- [Problem]: Print each entry again exactly as written, and keep the pictures out.

*** Dataset excerpts

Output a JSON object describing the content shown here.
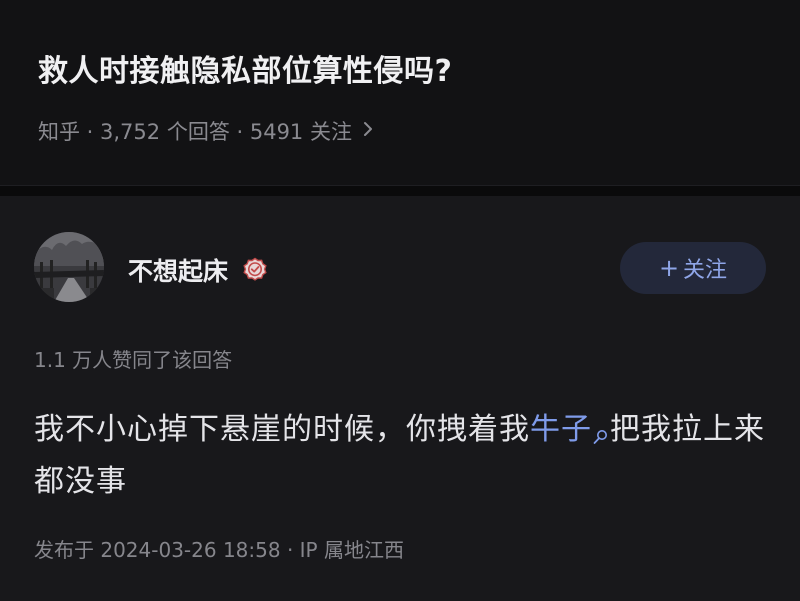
{
  "question": {
    "title": "救人时接触隐私部位算性侵吗?",
    "meta": "知乎 · 3,752 个回答 · 5491 关注",
    "chevron_icon": "chevron-right-icon"
  },
  "answer": {
    "author": {
      "name": "不想起床",
      "avatar_icon": "avatar",
      "badge_icon": "verified-badge-icon"
    },
    "follow_button": {
      "plus": "+",
      "label": "关注"
    },
    "upvote_summary": "1.1 万人赞同了该回答",
    "content": {
      "part1": "我不小心掉下悬崖的时候，你拽着我",
      "link_term": "牛子",
      "part2": "把我拉上来都没事"
    },
    "publish_info": "发布于 2024-03-26 18:58 · IP 属地江西"
  },
  "colors": {
    "background": "#121214",
    "card": "#18181b",
    "link": "#7f9bea",
    "follow_bg": "#23283a"
  }
}
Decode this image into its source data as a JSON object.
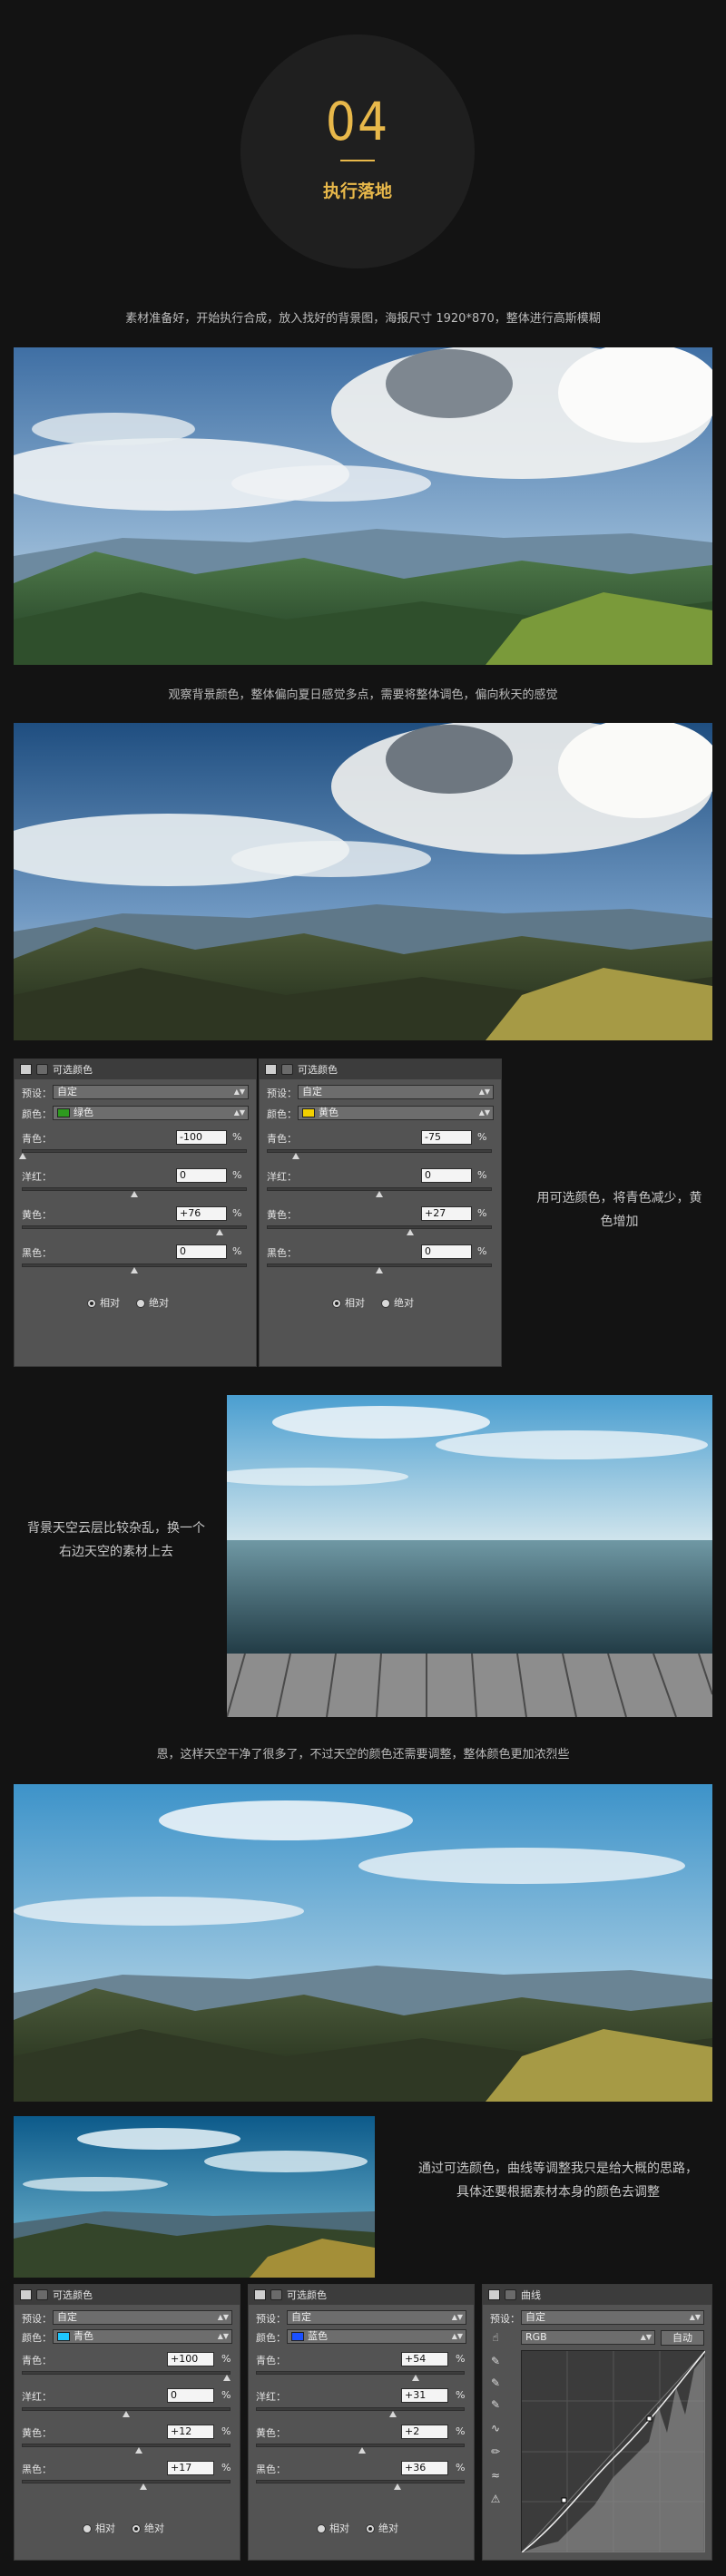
{
  "header": {
    "number": "04",
    "title": "执行落地"
  },
  "captions": {
    "c1": "素材准备好，开始执行合成，放入找好的背景图，海报尺寸 1920*870，整体进行高斯模糊",
    "c2": "观察背景颜色，整体偏向夏日感觉多点，需要将整体调色，偏向秋天的感觉",
    "c3": "恩，这样天空干净了很多了，不过天空的颜色还需要调整，整体颜色更加浓烈些"
  },
  "side_texts": {
    "s1": "用可选颜色，将青色减少，黄色增加",
    "s2": "背景天空云层比较杂乱，换一个右边天空的素材上去",
    "s3": "通过可选颜色，曲线等调整我只是给大概的思路，具体还要根据素材本身的颜色去调整"
  },
  "panel_labels": {
    "title": "可选颜色",
    "preset": "预设：",
    "preset_value": "自定",
    "color": "颜色：",
    "cyan": "青色：",
    "magenta": "洋红：",
    "yellow": "黄色：",
    "black": "黑色：",
    "pct": "%",
    "relative": "相对",
    "absolute": "绝对"
  },
  "panels_row1": [
    {
      "color_name": "绿色",
      "swatch": "#2e9a1f",
      "cyan": "-100",
      "magenta": "0",
      "yellow": "+76",
      "black": "0",
      "mode": "relative"
    },
    {
      "color_name": "黄色",
      "swatch": "#f2d000",
      "cyan": "-75",
      "magenta": "0",
      "yellow": "+27",
      "black": "0",
      "mode": "relative"
    }
  ],
  "panels_row2": [
    {
      "color_name": "青色",
      "swatch": "#1ec8ff",
      "cyan": "+100",
      "magenta": "0",
      "yellow": "+12",
      "black": "+17",
      "mode": "absolute"
    },
    {
      "color_name": "蓝色",
      "swatch": "#1a50ff",
      "cyan": "+54",
      "magenta": "+31",
      "yellow": "+2",
      "black": "+36",
      "mode": "absolute"
    }
  ],
  "curves": {
    "title": "曲线",
    "preset": "预设：",
    "preset_value": "自定",
    "channel": "RGB",
    "auto": "自动"
  },
  "colors": {
    "accent": "#e8b84a",
    "background": "#131313"
  }
}
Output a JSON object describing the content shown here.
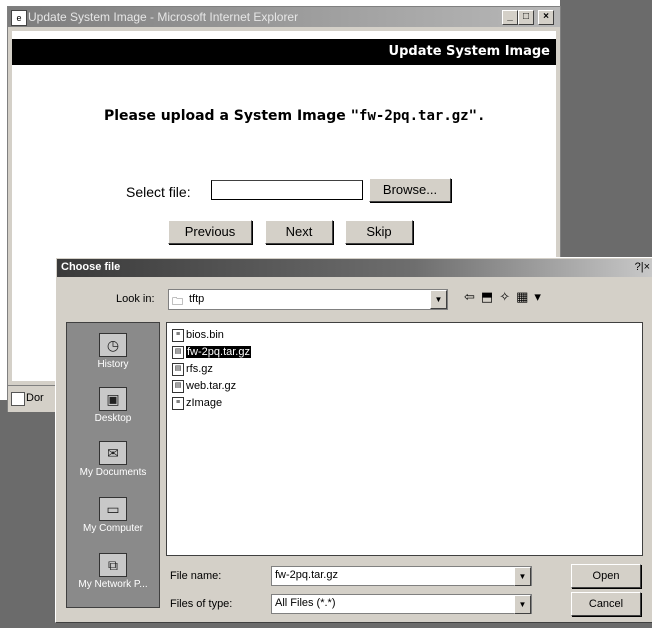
{
  "ie_window": {
    "title": "Update System Image - Microsoft Internet Explorer",
    "controls": [
      "_",
      "□",
      "×"
    ],
    "header": "Update System Image",
    "prompt_prefix": "Please upload a System Image ",
    "prompt_file": "\"fw-2pq.tar.gz\".",
    "select_label": "Select file:",
    "file_value": "",
    "browse_label": "Browse...",
    "previous_label": "Previous",
    "next_label": "Next",
    "skip_label": "Skip",
    "status_text": "Dor"
  },
  "dialog": {
    "title": "Choose file",
    "help_close": "?|×",
    "look_in_label": "Look in:",
    "look_in_value": "tftp",
    "places": [
      {
        "label": "History",
        "icon": "history-icon"
      },
      {
        "label": "Desktop",
        "icon": "desktop-icon"
      },
      {
        "label": "My Documents",
        "icon": "my-documents-icon"
      },
      {
        "label": "My Computer",
        "icon": "my-computer-icon"
      },
      {
        "label": "My Network P...",
        "icon": "my-network-places-icon"
      }
    ],
    "files": [
      {
        "name": "bios.bin",
        "selected": false
      },
      {
        "name": "fw-2pq.tar.gz",
        "selected": true
      },
      {
        "name": "rfs.gz",
        "selected": false
      },
      {
        "name": "web.tar.gz",
        "selected": false
      },
      {
        "name": "zImage",
        "selected": false
      }
    ],
    "file_name_label": "File name:",
    "file_name_value": "fw-2pq.tar.gz",
    "files_of_type_label": "Files of type:",
    "files_of_type_value": "All Files (*.*)",
    "open_label": "Open",
    "cancel_label": "Cancel"
  }
}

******

- [Written solution]:
Output a JSON object describing the content shown here.
{
  "question": {
    "title": "救人时接触隐私部位算性侵吗?",
    "meta": "知乎 · 3,752 个回答 · 5491 关注",
    "chevron_icon": "chevron-right-icon"
  },
  "answer": {
    "author": {
      "name": "不想起床",
      "avatar_icon": "avatar",
      "badge_icon": "verified-badge-icon"
    },
    "follow_button": {
      "plus": "+",
      "label": "关注"
    },
    "upvote_summary": "1.1 万人赞同了该回答",
    "content": {
      "part1": "我不小心掉下悬崖的时候，你拽着我",
      "link_term": "牛子",
      "part2": "把我拉上来都没事"
    },
    "publish_info": "发布于 2024-03-26 18:58 · IP 属地江西"
  },
  "colors": {
    "background": "#121214",
    "card": "#18181b",
    "link": "#7f9bea",
    "follow_bg": "#23283a"
  }
}
Decode this image into its source data as a JSON object.
{
  "header": {
    "number": "04",
    "title": "执行落地"
  },
  "captions": {
    "c1": "素材准备好，开始执行合成，放入找好的背景图，海报尺寸 1920*870，整体进行高斯模糊",
    "c2": "观察背景颜色，整体偏向夏日感觉多点，需要将整体调色，偏向秋天的感觉",
    "c3": "恩，这样天空干净了很多了，不过天空的颜色还需要调整，整体颜色更加浓烈些"
  },
  "side_texts": {
    "s1": "用可选颜色，将青色减少，黄色增加",
    "s2": "背景天空云层比较杂乱，换一个右边天空的素材上去",
    "s3": "通过可选颜色，曲线等调整我只是给大概的思路，具体还要根据素材本身的颜色去调整"
  },
  "panel_labels": {
    "title": "可选颜色",
    "preset": "预设：",
    "preset_value": "自定",
    "color": "颜色：",
    "cyan": "青色：",
    "magenta": "洋红：",
    "yellow": "黄色：",
    "black": "黑色：",
    "pct": "%",
    "relative": "相对",
    "absolute": "绝对"
  },
  "panels_row1": [
    {
      "color_name": "绿色",
      "swatch": "#2e9a1f",
      "cyan": "-100",
      "magenta": "0",
      "yellow": "+76",
      "black": "0",
      "mode": "relative"
    },
    {
      "color_name": "黄色",
      "swatch": "#f2d000",
      "cyan": "-75",
      "magenta": "0",
      "yellow": "+27",
      "black": "0",
      "mode": "relative"
    }
  ],
  "panels_row2": [
    {
      "color_name": "青色",
      "swatch": "#1ec8ff",
      "cyan": "+100",
      "magenta": "0",
      "yellow": "+12",
      "black": "+17",
      "mode": "absolute"
    },
    {
      "color_name": "蓝色",
      "swatch": "#1a50ff",
      "cyan": "+54",
      "magenta": "+31",
      "yellow": "+2",
      "black": "+36",
      "mode": "absolute"
    }
  ],
  "curves": {
    "title": "曲线",
    "preset": "预设：",
    "preset_value": "自定",
    "channel": "RGB",
    "auto": "自动"
  },
  "colors": {
    "accent": "#e8b84a",
    "background": "#131313"
  }
}
Output a JSON object describing the content shown here.
{
  "ie_window": {
    "title": "Update System Image - Microsoft Internet Explorer",
    "controls": [
      "_",
      "□",
      "×"
    ],
    "header": "Update System Image",
    "prompt_prefix": "Please upload a System Image ",
    "prompt_file": "\"fw-2pq.tar.gz\".",
    "select_label": "Select file:",
    "file_value": "",
    "browse_label": "Browse...",
    "previous_label": "Previous",
    "next_label": "Next",
    "skip_label": "Skip",
    "status_text": "Dor"
  },
  "dialog": {
    "title": "Choose file",
    "help_close": "?|×",
    "look_in_label": "Look in:",
    "look_in_value": "tftp",
    "places": [
      {
        "label": "History",
        "icon": "history-icon"
      },
      {
        "label": "Desktop",
        "icon": "desktop-icon"
      },
      {
        "label": "My Documents",
        "icon": "my-documents-icon"
      },
      {
        "label": "My Computer",
        "icon": "my-computer-icon"
      },
      {
        "label": "My Network P...",
        "icon": "my-network-places-icon"
      }
    ],
    "files": [
      {
        "name": "bios.bin",
        "selected": false
      },
      {
        "name": "fw-2pq.tar.gz",
        "selected": true
      },
      {
        "name": "rfs.gz",
        "selected": false
      },
      {
        "name": "web.tar.gz",
        "selected": false
      },
      {
        "name": "zImage",
        "selected": false
      }
    ],
    "file_name_label": "File name:",
    "file_name_value": "fw-2pq.tar.gz",
    "files_of_type_label": "Files of type:",
    "files_of_type_value": "All Files (*.*)",
    "open_label": "Open",
    "cancel_label": "Cancel"
  }
}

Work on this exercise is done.